EXERCISE INSTRUCTIONS
Look below. Copy each line that has "JSON" in it.

(Extracted data entries)
##########

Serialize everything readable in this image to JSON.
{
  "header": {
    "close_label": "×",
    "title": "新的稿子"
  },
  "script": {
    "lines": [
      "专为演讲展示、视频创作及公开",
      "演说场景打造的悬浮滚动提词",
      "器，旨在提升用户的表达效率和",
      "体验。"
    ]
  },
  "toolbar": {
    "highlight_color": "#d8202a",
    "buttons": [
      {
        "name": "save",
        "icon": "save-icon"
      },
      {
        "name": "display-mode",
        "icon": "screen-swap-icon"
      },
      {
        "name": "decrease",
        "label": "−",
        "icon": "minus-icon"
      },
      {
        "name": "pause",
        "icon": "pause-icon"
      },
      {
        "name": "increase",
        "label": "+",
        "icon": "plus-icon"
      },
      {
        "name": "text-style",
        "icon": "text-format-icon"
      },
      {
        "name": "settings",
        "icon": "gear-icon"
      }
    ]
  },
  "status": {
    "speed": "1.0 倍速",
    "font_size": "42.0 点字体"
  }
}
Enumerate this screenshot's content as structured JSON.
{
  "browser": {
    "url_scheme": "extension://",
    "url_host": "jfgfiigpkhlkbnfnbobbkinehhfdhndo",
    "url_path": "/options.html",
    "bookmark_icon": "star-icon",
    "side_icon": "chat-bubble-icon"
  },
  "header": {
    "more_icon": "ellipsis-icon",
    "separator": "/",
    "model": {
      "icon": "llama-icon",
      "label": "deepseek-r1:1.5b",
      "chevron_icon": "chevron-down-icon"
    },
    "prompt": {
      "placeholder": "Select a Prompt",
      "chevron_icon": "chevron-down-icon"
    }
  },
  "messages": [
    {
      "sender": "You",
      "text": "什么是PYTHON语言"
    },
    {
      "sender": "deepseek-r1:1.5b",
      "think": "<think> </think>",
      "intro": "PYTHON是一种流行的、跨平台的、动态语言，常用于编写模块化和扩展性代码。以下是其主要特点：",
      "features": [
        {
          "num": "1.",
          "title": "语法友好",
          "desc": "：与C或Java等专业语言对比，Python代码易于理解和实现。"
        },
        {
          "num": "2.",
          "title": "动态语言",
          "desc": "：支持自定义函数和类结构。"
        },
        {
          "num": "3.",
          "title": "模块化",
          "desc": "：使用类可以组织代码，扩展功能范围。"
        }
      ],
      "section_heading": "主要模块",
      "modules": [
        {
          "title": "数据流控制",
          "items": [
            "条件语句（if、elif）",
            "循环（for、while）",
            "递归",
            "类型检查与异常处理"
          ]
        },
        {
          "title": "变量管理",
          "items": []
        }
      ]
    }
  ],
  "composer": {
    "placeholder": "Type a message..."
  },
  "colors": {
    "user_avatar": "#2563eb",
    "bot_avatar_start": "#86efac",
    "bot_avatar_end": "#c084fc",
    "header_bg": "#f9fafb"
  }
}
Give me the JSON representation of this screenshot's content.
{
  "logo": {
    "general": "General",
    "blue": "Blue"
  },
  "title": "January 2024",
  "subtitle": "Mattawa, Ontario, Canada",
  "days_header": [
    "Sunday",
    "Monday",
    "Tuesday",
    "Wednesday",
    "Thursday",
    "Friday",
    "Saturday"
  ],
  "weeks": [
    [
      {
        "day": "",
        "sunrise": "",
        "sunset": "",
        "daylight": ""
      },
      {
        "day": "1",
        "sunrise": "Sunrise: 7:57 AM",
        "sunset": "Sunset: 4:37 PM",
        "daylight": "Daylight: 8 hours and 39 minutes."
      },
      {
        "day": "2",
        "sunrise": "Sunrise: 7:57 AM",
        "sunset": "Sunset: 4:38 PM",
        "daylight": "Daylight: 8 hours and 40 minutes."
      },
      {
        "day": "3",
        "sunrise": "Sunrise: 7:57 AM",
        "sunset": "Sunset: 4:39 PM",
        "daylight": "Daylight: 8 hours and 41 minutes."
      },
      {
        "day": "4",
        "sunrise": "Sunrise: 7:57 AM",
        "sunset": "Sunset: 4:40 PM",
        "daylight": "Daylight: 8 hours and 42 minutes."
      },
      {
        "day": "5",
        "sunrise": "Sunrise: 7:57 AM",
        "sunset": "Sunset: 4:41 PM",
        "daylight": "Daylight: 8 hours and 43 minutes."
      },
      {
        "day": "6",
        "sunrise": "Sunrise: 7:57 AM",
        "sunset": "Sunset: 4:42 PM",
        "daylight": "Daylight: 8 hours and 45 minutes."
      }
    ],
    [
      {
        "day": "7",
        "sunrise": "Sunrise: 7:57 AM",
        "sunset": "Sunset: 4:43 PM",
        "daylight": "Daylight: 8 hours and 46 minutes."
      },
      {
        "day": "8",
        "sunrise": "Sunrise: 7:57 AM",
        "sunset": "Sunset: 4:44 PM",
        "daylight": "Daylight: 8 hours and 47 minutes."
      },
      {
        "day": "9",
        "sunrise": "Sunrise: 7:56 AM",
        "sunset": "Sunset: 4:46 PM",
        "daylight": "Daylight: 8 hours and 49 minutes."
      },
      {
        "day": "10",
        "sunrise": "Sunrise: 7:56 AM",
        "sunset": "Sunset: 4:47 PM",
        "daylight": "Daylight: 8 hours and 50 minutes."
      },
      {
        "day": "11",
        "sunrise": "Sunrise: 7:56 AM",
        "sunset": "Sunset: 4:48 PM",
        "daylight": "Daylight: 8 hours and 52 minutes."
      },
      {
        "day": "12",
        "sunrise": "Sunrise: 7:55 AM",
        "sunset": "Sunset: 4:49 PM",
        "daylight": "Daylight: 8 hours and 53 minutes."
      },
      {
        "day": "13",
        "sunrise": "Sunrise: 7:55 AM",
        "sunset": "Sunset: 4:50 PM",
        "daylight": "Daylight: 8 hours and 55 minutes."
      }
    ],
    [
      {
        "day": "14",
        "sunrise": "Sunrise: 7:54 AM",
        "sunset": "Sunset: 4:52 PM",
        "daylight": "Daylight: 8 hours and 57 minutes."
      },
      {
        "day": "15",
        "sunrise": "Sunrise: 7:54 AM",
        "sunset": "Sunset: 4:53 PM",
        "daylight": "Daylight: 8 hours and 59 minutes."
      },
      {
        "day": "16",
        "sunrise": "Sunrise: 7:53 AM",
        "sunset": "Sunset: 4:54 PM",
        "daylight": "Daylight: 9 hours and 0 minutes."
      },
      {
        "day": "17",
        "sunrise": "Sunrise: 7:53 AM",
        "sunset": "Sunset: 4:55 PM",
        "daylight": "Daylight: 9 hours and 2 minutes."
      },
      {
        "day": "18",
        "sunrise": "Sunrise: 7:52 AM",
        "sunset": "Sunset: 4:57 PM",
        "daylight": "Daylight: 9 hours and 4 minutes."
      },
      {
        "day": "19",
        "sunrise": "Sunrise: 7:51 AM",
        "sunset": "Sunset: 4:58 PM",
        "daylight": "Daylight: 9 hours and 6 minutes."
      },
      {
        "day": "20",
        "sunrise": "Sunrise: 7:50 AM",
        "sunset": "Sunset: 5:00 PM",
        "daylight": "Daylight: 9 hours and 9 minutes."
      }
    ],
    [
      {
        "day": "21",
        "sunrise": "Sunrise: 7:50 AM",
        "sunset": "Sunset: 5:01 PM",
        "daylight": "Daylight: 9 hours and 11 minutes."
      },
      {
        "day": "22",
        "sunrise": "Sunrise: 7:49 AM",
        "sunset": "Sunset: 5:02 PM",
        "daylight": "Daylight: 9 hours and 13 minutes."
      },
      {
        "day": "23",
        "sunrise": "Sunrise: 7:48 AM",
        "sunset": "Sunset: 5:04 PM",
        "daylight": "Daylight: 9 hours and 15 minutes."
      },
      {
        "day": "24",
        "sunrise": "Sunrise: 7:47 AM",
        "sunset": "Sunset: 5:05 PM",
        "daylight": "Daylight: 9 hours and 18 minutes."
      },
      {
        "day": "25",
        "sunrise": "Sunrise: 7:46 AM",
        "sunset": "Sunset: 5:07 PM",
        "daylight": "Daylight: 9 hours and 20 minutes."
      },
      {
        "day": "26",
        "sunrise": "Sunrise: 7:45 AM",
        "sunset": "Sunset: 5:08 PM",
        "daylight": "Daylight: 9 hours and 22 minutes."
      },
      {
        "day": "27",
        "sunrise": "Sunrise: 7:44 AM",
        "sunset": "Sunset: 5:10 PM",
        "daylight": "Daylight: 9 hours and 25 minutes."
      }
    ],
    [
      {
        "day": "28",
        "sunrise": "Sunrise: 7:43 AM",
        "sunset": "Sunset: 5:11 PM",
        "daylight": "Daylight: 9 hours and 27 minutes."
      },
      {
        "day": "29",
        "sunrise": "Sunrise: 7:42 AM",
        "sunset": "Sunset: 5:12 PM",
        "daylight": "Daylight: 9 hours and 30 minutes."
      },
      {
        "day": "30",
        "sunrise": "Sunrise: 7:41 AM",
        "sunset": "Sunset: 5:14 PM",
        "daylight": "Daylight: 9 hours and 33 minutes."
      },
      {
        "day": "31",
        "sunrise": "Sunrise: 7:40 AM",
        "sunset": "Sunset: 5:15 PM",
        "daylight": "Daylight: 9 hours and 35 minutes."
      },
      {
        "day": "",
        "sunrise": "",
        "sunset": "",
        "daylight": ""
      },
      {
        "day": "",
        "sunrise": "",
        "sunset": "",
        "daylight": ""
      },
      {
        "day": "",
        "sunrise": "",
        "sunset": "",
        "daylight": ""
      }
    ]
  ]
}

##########

EXERCISE SOLUTION
Serialize everything readable in this image to JSON.
Enumerate this screenshot's content as structured JSON.
Give me the JSON representation of this screenshot's content.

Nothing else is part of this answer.